Similarly, Brown will work to develop a conversation group that explores issues that affect the experiences of Muslim women on campus. Cooper Nelson said the vision is to create an intimate setting in which students whose identities have multiple facets — as students, women, persons of color, Muslims, American or international, for example — can talk through the complexities of their experiences and the dynamics of tradition and identity.

Cooper Nelson noted that educational theory has demonstrated that personal transformation for students is best supported in small settings and that students often cite intimate co-curricular engagement as among the most transformative academic experiences.

Both TRHT Campus Center projects, Cooper Nelson said, will involve many Brown resources — centers, services, faculty and staff — as well as periodic student assessments that indicate how students’ views of themselves change and whether they find the programs effective. A key aspect of each program will be the engagement of students as leaders who can go on to educate others.

“If our plan is effective, it will contribute to strengthened student performance and well-being,” Cooper Nelson said. “It will create new student peer leaders for support of these concerns, strengthen our understanding of the experience of healing and attitude change, and create new alliances, both on campus and beyond.”

Through a competitive process that resulted in more than 125 applications, the AAC&U selected Brown and the other nine universities based on the ability of their proposed programs to create positive narratives about race, identify and examine current realities of race relations in their communities, envision communities without entrenched racial hierarchies, and pinpoint levers for change and key individuals to engage.

AAC&U will provide strategic direction to each of the selected institutions with the support of the TRHT advisory board, a network of national advisors and experts.
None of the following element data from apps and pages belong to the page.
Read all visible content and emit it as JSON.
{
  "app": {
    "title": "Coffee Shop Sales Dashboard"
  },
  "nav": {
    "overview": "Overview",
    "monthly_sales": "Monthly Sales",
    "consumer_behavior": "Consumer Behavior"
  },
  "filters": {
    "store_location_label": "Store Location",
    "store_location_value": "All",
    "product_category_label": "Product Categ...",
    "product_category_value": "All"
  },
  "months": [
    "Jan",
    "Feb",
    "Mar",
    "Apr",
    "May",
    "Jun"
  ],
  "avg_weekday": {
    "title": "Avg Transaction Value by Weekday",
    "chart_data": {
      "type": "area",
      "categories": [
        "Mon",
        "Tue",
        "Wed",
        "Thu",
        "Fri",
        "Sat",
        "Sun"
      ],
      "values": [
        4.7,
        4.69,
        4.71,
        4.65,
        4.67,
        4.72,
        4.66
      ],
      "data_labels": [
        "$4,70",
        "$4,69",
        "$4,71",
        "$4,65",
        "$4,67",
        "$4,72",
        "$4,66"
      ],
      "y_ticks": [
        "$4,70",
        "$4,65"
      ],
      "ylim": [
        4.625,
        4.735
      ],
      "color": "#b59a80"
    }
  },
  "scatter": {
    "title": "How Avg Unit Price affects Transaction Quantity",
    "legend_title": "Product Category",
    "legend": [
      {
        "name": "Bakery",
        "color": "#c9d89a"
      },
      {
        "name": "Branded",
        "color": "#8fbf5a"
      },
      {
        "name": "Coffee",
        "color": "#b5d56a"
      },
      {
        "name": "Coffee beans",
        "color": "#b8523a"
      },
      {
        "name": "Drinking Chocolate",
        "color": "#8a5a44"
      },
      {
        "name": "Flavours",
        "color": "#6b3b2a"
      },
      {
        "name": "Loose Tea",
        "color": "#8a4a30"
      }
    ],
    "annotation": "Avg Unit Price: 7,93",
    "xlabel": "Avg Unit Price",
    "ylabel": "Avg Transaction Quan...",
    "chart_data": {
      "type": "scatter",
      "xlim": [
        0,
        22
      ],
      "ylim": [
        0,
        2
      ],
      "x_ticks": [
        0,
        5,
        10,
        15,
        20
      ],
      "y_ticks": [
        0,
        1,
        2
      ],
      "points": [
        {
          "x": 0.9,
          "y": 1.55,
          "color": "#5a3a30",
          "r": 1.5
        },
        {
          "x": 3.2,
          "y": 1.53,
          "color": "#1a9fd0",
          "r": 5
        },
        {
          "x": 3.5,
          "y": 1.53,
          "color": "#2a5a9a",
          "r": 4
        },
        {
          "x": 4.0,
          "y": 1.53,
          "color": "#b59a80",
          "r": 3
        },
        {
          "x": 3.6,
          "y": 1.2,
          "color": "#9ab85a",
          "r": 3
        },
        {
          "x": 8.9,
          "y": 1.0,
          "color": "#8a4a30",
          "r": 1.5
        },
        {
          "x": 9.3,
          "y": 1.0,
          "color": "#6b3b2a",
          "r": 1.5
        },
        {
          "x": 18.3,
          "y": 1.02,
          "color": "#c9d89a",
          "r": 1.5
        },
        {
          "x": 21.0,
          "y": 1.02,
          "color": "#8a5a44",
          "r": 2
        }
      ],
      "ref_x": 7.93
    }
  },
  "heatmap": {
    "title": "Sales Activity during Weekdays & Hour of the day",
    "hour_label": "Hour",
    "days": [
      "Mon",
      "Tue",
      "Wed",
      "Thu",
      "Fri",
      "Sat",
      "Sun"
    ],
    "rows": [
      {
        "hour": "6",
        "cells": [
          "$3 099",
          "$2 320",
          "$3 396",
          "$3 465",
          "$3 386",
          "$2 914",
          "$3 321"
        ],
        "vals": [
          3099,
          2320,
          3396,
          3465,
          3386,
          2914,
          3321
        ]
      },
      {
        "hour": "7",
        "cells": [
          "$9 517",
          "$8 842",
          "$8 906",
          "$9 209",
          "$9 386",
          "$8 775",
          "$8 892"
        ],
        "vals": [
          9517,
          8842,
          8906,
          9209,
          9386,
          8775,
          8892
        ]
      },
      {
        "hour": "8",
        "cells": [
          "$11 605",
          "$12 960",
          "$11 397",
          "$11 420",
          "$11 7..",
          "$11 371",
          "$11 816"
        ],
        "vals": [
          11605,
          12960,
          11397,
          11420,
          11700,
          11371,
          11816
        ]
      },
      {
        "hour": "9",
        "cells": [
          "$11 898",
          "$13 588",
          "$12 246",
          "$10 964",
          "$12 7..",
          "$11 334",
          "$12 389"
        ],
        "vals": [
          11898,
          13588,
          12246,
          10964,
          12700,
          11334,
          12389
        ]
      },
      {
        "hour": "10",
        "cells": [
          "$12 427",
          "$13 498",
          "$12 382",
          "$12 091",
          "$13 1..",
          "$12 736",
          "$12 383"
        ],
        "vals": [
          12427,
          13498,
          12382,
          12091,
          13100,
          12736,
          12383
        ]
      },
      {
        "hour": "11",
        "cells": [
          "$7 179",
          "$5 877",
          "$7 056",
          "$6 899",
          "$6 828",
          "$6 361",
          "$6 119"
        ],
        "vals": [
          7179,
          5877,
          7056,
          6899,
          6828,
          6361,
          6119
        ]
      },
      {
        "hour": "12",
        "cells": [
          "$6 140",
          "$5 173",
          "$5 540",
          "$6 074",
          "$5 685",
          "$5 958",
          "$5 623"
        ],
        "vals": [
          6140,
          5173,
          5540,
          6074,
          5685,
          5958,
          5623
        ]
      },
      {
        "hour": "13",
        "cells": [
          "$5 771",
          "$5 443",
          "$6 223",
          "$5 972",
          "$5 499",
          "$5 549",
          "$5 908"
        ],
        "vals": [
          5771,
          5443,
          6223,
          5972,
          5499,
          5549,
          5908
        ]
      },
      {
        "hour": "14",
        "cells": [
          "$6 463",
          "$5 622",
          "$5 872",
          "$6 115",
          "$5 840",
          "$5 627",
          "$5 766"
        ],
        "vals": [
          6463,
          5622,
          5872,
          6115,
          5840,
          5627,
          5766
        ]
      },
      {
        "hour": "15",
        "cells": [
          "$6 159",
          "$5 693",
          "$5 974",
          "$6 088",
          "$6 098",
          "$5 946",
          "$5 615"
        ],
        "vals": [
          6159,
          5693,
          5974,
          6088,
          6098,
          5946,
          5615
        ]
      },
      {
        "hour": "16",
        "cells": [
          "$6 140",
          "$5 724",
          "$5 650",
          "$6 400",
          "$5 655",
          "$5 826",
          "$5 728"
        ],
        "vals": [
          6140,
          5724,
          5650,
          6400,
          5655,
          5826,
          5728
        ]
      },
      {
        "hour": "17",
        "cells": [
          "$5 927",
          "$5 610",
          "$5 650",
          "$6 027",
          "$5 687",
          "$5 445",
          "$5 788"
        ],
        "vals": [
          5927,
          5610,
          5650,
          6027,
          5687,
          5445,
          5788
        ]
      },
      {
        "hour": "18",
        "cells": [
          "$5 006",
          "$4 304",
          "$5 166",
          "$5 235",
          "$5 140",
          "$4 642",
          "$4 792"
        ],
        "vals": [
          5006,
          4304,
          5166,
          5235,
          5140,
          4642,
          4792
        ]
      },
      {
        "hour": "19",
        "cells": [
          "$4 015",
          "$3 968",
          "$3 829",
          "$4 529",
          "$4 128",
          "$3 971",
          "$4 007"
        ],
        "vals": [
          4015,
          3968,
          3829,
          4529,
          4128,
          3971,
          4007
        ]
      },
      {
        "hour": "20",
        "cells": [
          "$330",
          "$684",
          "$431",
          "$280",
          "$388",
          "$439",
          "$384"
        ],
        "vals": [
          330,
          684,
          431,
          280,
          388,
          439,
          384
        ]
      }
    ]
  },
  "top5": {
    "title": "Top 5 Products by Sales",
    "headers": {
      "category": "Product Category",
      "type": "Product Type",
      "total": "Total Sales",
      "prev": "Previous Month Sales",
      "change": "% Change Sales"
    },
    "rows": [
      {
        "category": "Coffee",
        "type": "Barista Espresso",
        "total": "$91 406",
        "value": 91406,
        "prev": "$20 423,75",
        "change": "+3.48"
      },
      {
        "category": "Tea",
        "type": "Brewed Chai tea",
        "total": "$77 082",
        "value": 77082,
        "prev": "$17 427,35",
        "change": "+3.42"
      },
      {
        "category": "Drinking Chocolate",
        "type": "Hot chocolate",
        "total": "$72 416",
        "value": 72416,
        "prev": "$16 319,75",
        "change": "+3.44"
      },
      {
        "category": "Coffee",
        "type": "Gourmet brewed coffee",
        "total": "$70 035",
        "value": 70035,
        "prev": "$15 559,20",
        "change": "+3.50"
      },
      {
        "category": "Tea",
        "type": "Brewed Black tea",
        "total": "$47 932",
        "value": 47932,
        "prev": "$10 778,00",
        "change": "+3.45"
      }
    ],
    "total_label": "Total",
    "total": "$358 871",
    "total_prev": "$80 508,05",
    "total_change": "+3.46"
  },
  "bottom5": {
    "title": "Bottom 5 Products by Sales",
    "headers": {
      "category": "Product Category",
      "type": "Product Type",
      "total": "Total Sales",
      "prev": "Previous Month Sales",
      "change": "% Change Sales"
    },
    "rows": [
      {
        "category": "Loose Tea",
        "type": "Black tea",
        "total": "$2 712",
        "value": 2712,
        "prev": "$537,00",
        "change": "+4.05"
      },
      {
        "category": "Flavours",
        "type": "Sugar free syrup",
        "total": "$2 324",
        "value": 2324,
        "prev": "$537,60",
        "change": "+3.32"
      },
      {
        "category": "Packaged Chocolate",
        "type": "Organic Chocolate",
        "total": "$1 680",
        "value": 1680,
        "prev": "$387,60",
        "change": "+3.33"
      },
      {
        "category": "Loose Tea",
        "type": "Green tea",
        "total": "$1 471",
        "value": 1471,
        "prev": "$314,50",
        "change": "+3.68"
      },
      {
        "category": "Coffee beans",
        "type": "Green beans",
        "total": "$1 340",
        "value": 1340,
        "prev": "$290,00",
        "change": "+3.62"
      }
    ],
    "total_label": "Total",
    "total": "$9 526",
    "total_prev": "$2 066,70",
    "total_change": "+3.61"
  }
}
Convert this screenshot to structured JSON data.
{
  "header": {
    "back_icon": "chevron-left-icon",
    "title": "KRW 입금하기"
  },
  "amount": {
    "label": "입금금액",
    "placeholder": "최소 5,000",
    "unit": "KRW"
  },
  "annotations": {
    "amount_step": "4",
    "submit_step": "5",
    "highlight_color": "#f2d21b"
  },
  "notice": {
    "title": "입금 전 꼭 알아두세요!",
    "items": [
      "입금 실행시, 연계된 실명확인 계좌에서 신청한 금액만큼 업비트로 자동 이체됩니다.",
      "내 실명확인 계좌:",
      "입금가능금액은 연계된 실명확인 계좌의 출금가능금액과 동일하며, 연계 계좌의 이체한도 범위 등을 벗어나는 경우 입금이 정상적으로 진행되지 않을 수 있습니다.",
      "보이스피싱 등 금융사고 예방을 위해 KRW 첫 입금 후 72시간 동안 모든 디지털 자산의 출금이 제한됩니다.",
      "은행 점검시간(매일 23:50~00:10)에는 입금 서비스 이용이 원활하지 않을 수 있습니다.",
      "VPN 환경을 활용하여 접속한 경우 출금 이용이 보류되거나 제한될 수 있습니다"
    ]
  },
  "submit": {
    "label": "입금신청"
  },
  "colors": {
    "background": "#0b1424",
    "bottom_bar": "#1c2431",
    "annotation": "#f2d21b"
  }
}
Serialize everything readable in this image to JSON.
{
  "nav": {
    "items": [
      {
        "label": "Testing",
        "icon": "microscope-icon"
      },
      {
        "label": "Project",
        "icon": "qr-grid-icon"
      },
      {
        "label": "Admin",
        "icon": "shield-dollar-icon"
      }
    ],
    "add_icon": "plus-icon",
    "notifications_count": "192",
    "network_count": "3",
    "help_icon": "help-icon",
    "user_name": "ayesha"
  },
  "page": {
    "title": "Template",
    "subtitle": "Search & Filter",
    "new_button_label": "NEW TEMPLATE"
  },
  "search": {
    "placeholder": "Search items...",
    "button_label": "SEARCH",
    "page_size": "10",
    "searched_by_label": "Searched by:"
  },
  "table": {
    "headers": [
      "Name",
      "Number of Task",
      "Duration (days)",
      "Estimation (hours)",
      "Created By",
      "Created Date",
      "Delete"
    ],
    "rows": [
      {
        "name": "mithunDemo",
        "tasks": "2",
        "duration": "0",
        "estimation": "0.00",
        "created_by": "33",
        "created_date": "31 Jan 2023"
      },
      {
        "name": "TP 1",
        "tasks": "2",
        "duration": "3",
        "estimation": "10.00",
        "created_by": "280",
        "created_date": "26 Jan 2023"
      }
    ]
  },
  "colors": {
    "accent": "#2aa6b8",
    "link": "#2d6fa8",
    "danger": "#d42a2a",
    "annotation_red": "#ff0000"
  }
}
AAC&U President Lynn Pasquerella said the multi-year initiative will only grow from here.

“In the aftermath of the horrific, heartbreaking events in Charlottesville, we must not be silent,” Pasquerella said. “Instead, we must harness our collective intellectual, social and financial resources to transform words into action. AAC&U is thrilled to partner with these first 10 outstanding institutions on our way to establishing 150 centers across the country to ensure that higher education is playing a leadership role in promoting racial and social justice.”

Brown’s selection builds on a commitment to diversity and inclusion as fundamentally critical to the University’s mission of education and advancement of knowledge. In 2016, Brown launched Pathways to Diversity and Inclusion, an ambitious action plan to create a more diverse and inclusive academic community that is now being implemented by faculty, staff and students across campus.

Teams from the 10 TRHT Campus Centers will participate in a project kickoff in September 2017 and attend AAC&U’s inaugural Truth, Racial Healing and Transformation Institute in January 2018 in Washington, D.C.

[Editor's Note: Story updated on Sept. 19, 2017]